> [Assignment] Set down each line of the data below exactly.

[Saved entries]
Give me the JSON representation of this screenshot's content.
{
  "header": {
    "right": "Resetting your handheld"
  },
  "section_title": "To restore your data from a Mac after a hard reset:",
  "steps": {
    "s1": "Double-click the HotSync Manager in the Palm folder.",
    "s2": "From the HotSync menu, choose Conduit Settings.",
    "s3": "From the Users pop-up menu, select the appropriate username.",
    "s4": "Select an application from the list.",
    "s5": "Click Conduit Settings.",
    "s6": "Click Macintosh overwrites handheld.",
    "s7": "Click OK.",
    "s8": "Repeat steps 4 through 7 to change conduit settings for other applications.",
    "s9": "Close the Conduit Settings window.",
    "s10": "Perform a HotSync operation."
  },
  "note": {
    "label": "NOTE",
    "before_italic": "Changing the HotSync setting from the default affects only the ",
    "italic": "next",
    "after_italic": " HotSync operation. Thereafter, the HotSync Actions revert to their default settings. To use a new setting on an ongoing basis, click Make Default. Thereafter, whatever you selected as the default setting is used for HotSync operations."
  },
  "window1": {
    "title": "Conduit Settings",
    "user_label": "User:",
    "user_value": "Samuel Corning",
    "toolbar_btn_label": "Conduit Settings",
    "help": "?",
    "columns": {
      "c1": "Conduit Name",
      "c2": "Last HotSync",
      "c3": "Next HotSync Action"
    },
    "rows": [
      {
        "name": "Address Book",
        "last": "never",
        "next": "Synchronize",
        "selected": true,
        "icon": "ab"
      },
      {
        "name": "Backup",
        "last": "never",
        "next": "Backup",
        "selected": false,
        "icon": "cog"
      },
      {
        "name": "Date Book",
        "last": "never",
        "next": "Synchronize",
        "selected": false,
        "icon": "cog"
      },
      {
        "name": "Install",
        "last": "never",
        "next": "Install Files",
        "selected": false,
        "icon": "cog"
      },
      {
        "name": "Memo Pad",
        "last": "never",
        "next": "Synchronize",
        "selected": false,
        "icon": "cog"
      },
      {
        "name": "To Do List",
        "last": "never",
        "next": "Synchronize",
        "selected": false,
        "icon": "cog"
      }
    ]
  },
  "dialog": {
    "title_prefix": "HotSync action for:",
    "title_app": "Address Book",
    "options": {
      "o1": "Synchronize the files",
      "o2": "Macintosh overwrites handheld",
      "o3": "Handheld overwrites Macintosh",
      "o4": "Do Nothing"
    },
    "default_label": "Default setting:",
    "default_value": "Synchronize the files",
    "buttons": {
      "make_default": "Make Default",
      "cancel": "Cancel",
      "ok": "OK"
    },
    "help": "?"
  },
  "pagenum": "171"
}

> [Your solution]
Give me the JSON representation of this screenshot's content.
{
  "header": {
    "right": "Resetting your handheld"
  },
  "section_title": "To restore your data from a Mac after a hard reset:",
  "steps": {
    "s1": "Double-click the HotSync Manager in the Palm folder.",
    "s2": "From the HotSync menu, choose Conduit Settings.",
    "s3": "From the Users pop-up menu, select the appropriate username.",
    "s4": "Select an application from the list.",
    "s5": "Click Conduit Settings.",
    "s6": "Click Macintosh overwrites handheld.",
    "s7": "Click OK.",
    "s8": "Repeat steps 4 through 7 to change conduit settings for other applications.",
    "s9": "Close the Conduit Settings window.",
    "s10": "Perform a HotSync operation."
  },
  "note": {
    "label": "NOTE",
    "before_italic": "Changing the HotSync setting from the default affects only the ",
    "italic": "next",
    "after_italic": " HotSync operation. Thereafter, the HotSync Actions revert to their default settings. To use a new setting on an ongoing basis, click Make Default. Thereafter, whatever you selected as the default setting is used for HotSync operations."
  },
  "window1": {
    "title": "Conduit Settings",
    "user_label": "User:",
    "user_value": "Samuel Corning",
    "toolbar_btn_label": "Conduit Settings",
    "help": "?",
    "columns": {
      "c1": "Conduit Name",
      "c2": "Last HotSync",
      "c3": "Next HotSync Action"
    },
    "rows": [
      {
        "name": "Address Book",
        "last": "never",
        "next": "Synchronize",
        "selected": true,
        "icon": "ab"
      },
      {
        "name": "Backup",
        "last": "never",
        "next": "Backup",
        "selected": false,
        "icon": "cog"
      },
      {
        "name": "Date Book",
        "last": "never",
        "next": "Synchronize",
        "selected": false,
        "icon": "cog"
      },
      {
        "name": "Install",
        "last": "never",
        "next": "Install Files",
        "selected": false,
        "icon": "cog"
      },
      {
        "name": "Memo Pad",
        "last": "never",
        "next": "Synchronize",
        "selected": false,
        "icon": "cog"
      },
      {
        "name": "To Do List",
        "last": "never",
        "next": "Synchronize",
        "selected": false,
        "icon": "cog"
      }
    ]
  },
  "dialog": {
    "title_prefix": "HotSync action for:",
    "title_app": "Address Book",
    "options": {
      "o1": "Synchronize the files",
      "o2": "Macintosh overwrites handheld",
      "o3": "Handheld overwrites Macintosh",
      "o4": "Do Nothing"
    },
    "default_label": "Default setting:",
    "default_value": "Synchronize the files",
    "buttons": {
      "make_default": "Make Default",
      "cancel": "Cancel",
      "ok": "OK"
    },
    "help": "?"
  },
  "pagenum": "171"
}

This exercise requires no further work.